Top Secret Tire Spotted in Baja
We normally aren’t into spy shots since it’s just not our cup of whisky but when our good friend Tony Rojo told us he had some highly classified photos from Baja, we knew we had to take a look. Surprisingly, we didn’t find any close ups of the mythical and elusive Chupacabra chasing Class 11 bugs around the race course. What we did see was some cool spy shots of BFGoodrich’s latest rendition of the All-Terrain T/A KO at contingency during the 2013 Baja 1000. Naturally we were pretty curious to learn more about this new design that has obviously been kept under wraps for quite some time.
We contacted BFGoodrich to try to get the full scoop on this cool new All-Terrain but they are keeping quiet on this one for the time being. All we can do right now is speculate on how this new All-Terrain will do. You’ll notice they’ve done away with the clean and simple sidewall tread that many have come to love and have gone the way of the thick sidewall tread which seems to be more about looks rather than actual performance on the trail. That being said, we’re guessing this tire might have a slightly thicker carcass than the All-Terrain we all know and love. Furthermore, if you look closely, you’ll notice that the tire already has a DOT number on them so the odds are it might be coming real soon.
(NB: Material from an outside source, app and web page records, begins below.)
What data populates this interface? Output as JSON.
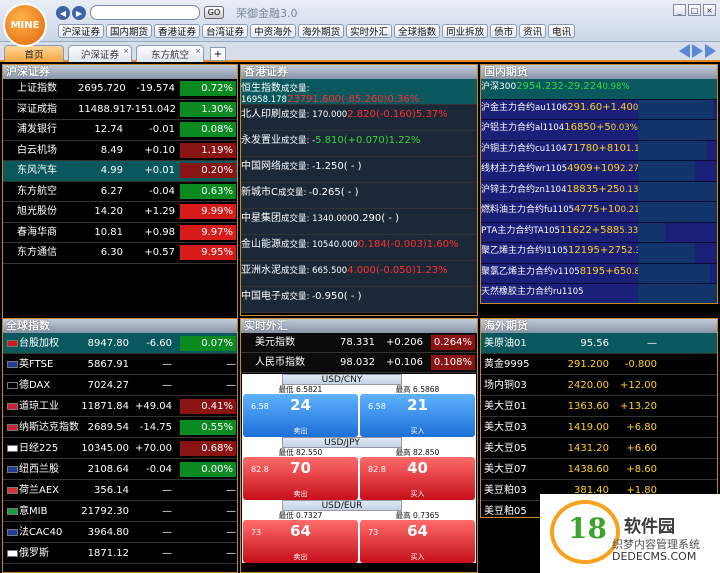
{
  "app": {
    "logo": "MINE",
    "title": "荣御金融3.0",
    "go": "GO",
    "search_value": ""
  },
  "categories": [
    "沪深证券",
    "国内期货",
    "香港证券",
    "台湾证券",
    "中资海外",
    "海外期货",
    "实时外汇",
    "全球指数",
    "同业拆放",
    "债市",
    "资讯",
    "电讯"
  ],
  "tabs": [
    "首页",
    "沪深证券",
    "东方航空"
  ],
  "panels": {
    "sh": {
      "title": "沪深证券",
      "rows": [
        {
          "name": "上证指数",
          "price": "2695.720",
          "chg": "-19.574",
          "pct": "0.72%",
          "c": "g"
        },
        {
          "name": "深证成指",
          "price": "11488.917",
          "chg": "-151.042",
          "pct": "1.30%",
          "c": "g"
        },
        {
          "name": "浦发银行",
          "price": "12.74",
          "chg": "-0.01",
          "pct": "0.08%",
          "c": "g"
        },
        {
          "name": "白云机场",
          "price": "8.49",
          "chg": "+0.10",
          "pct": "1.19%",
          "c": "r"
        },
        {
          "name": "东风汽车",
          "price": "4.99",
          "chg": "+0.01",
          "pct": "0.20%",
          "c": "r",
          "hl": true
        },
        {
          "name": "东方航空",
          "price": "6.27",
          "chg": "-0.04",
          "pct": "0.63%",
          "c": "g"
        },
        {
          "name": "旭光股份",
          "price": "14.20",
          "chg": "+1.29",
          "pct": "9.99%",
          "c": "R"
        },
        {
          "name": "春海华商",
          "price": "10.81",
          "chg": "+0.98",
          "pct": "9.97%",
          "c": "R"
        },
        {
          "name": "东方通信",
          "price": "6.30",
          "chg": "+0.57",
          "pct": "9.95%",
          "c": "R"
        }
      ]
    },
    "hk": {
      "title": "香港证券",
      "rows": [
        {
          "name": "恒生指数",
          "vol": "成交量: 16958.178",
          "price": "23791.600",
          "chg": "(-85.260)",
          "pct": "0.36%",
          "c": "r"
        },
        {
          "name": "北人印刷",
          "vol": "成交量: 170.000",
          "price": "2.820",
          "chg": "(-0.160)",
          "pct": "5.37%",
          "c": "r"
        },
        {
          "name": "永发置业",
          "vol": "成交量: -",
          "price": "5.810",
          "chg": "(+0.070)",
          "pct": "1.22%",
          "c": "g"
        },
        {
          "name": "中国网络",
          "vol": "成交量: -",
          "price": "1.250",
          "chg": "( - )",
          "pct": "",
          "c": "w"
        },
        {
          "name": "新城市C",
          "vol": "成交量: -",
          "price": "0.265",
          "chg": "( - )",
          "pct": "",
          "c": "w"
        },
        {
          "name": "中星集团",
          "vol": "成交量: 1340.000",
          "price": "0.290",
          "chg": "( - )",
          "pct": "",
          "c": "w"
        },
        {
          "name": "金山能源",
          "vol": "成交量: 10540.000",
          "price": "0.184",
          "chg": "(-0.003)",
          "pct": "1.60%",
          "c": "r"
        },
        {
          "name": "亚洲水泥",
          "vol": "成交量: 665.500",
          "price": "4.000",
          "chg": "(-0.050)",
          "pct": "1.23%",
          "c": "r"
        },
        {
          "name": "中国电子",
          "vol": "成交量: -",
          "price": "0.950",
          "chg": "( - )",
          "pct": "",
          "c": "w"
        }
      ]
    },
    "fu": {
      "title": "国内期货",
      "rows": [
        {
          "name": "沪深300",
          "code": "",
          "price": "2954.232",
          "chg": "-29.224",
          "pct": "0.98%",
          "c": "g"
        },
        {
          "name": "沪金主力合约",
          "code": "au1106",
          "price": "291.60",
          "chg": "+1.40",
          "pct": "0.48%",
          "c": "y"
        },
        {
          "name": "沪铝主力合约",
          "code": "al1104",
          "price": "16850",
          "chg": "+5",
          "pct": "0.03%",
          "c": "y"
        },
        {
          "name": "沪铜主力合约",
          "code": "cu1104",
          "price": "71780",
          "chg": "+810",
          "pct": "1.14%",
          "c": "y"
        },
        {
          "name": "线材主力合约",
          "code": "wr1105",
          "price": "4909",
          "chg": "+109",
          "pct": "2.27%",
          "c": "y"
        },
        {
          "name": "沪锌主力合约",
          "code": "zn1104",
          "price": "18835",
          "chg": "+25",
          "pct": "0.13%",
          "c": "y"
        },
        {
          "name": "燃料油主力合约",
          "code": "fu1105",
          "price": "4775",
          "chg": "+10",
          "pct": "0.21%",
          "c": "y"
        },
        {
          "name": "PTA主力合约",
          "code": "TA105",
          "price": "11622",
          "chg": "+588",
          "pct": "5.33%",
          "c": "y"
        },
        {
          "name": "聚乙烯主力合约",
          "code": "l1105",
          "price": "12195",
          "chg": "+275",
          "pct": "2.31%",
          "c": "y"
        },
        {
          "name": "聚氯乙烯主力合约",
          "code": "v1105",
          "price": "8195",
          "chg": "+65",
          "pct": "0.80%",
          "c": "y"
        },
        {
          "name": "天然橡胶主力合约",
          "code": "ru1105",
          "price": "",
          "chg": "",
          "pct": "",
          "c": "y"
        }
      ]
    },
    "gl": {
      "title": "全球指数",
      "rows": [
        {
          "name": "台股加权",
          "price": "8947.80",
          "chg": "-6.60",
          "pct": "0.07%",
          "c": "g",
          "hl": true,
          "flag": "tw"
        },
        {
          "name": "英FTSE",
          "price": "5867.91",
          "chg": "—",
          "pct": "—",
          "c": "n",
          "flag": "uk"
        },
        {
          "name": "德DAX",
          "price": "7024.27",
          "chg": "—",
          "pct": "—",
          "c": "n",
          "flag": "de"
        },
        {
          "name": "道琼工业",
          "price": "11871.84",
          "chg": "+49.04",
          "pct": "0.41%",
          "c": "r",
          "flag": "us"
        },
        {
          "name": "纳斯达克指数",
          "price": "2689.54",
          "chg": "-14.75",
          "pct": "0.55%",
          "c": "g",
          "flag": "us"
        },
        {
          "name": "日经225",
          "price": "10345.00",
          "chg": "+70.00",
          "pct": "0.68%",
          "c": "r",
          "flag": "jp"
        },
        {
          "name": "纽西兰股",
          "price": "2108.64",
          "chg": "-0.04",
          "pct": "0.00%",
          "c": "g",
          "flag": "nz"
        },
        {
          "name": "荷兰AEX",
          "price": "356.14",
          "chg": "—",
          "pct": "—",
          "c": "n",
          "flag": "nl"
        },
        {
          "name": "意MIB",
          "price": "21792.30",
          "chg": "—",
          "pct": "—",
          "c": "n",
          "flag": "it"
        },
        {
          "name": "法CAC40",
          "price": "3964.80",
          "chg": "—",
          "pct": "—",
          "c": "n",
          "flag": "fr"
        },
        {
          "name": "俄罗斯",
          "price": "1871.12",
          "chg": "—",
          "pct": "—",
          "c": "n",
          "flag": "ru"
        }
      ]
    },
    "fx": {
      "title": "实时外汇",
      "rows": [
        {
          "name": "美元指数",
          "price": "78.331",
          "chg": "+0.206",
          "pct": "0.264%"
        },
        {
          "name": "人民币指数",
          "price": "98.032",
          "chg": "+0.106",
          "pct": "0.108%"
        }
      ],
      "pairs": [
        {
          "pair": "USD/CNY",
          "low": "最低 6.5821",
          "high": "最高 6.5868",
          "sell_small": "6.58",
          "sell_big": "24",
          "buy_small": "6.58",
          "buy_big": "21",
          "sell": "卖出",
          "buy": "买入",
          "color": "blue"
        },
        {
          "pair": "USD/JPY",
          "low": "最低 82.550",
          "high": "最高 82.850",
          "sell_small": "82.8",
          "sell_big": "70",
          "buy_small": "82.8",
          "buy_big": "40",
          "sell": "卖出",
          "buy": "买入",
          "color": "redb"
        },
        {
          "pair": "USD/EUR",
          "low": "最低 0.7327",
          "high": "最高 0.7365",
          "sell_small": "73",
          "sell_big": "64",
          "buy_small": "73",
          "buy_big": "64",
          "sell": "卖出",
          "buy": "买入",
          "color": "redb"
        }
      ]
    },
    "of": {
      "title": "海外期货",
      "rows": [
        {
          "name": "美原油01",
          "price": "95.56",
          "chg": "—",
          "hl": true
        },
        {
          "name": "黄金9995",
          "price": "291.200",
          "chg": "-0.800"
        },
        {
          "name": "场内铜03",
          "price": "2420.00",
          "chg": "+12.00"
        },
        {
          "name": "美大豆01",
          "price": "1363.60",
          "chg": "+13.20"
        },
        {
          "name": "美大豆03",
          "price": "1419.00",
          "chg": "+6.80"
        },
        {
          "name": "美大豆05",
          "price": "1431.20",
          "chg": "+6.60"
        },
        {
          "name": "美大豆07",
          "price": "1438.60",
          "chg": "+8.60"
        },
        {
          "name": "美豆粕03",
          "price": "381.40",
          "chg": "+1.80"
        },
        {
          "name": "美豆粕05",
          "price": "",
          "chg": ""
        }
      ]
    }
  },
  "watermark": {
    "num": "18",
    "title": "软件园",
    "sub": "织梦内容管理系统",
    "url": "DEDECMS.COM"
  }
}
The tread face looks really similar to the current All-Terrain T/A KO, mainly the center three diagonal lugs that have proven to be a great design for many years.
We think it’s safe to assume that the BFGoodrich All-Terrain T/A KO2 will more than likely hit the market sometime next year since it’s currently being tested and proven in the deserts of Baja but since we know you want to know more about this skunk-works tire; we decided to ask the Big Cheese, our Editor-In-Chief John Cappa about his thoughts on this latest tire to roll out of BFG. Here's what he had to say!
The All-Terrain spotted at the 2013 Baja 1000 looks like a full production tire, meaning all of the numbers are on the sidewall, including what appears to be a DOT number. So what’s different? While the tread looks the same, it’s not. There are fewer sipes across the lugs and the lugs themselves appear to be shaped slightly different. A big change is the extra rubber and tread protecting the sidewall. We have no idea if the rubber compound or carcass construction is different than the previous generation BFG All Terrain, and the boys and girls at BFG have been pretty tight lipped and not returning our calls.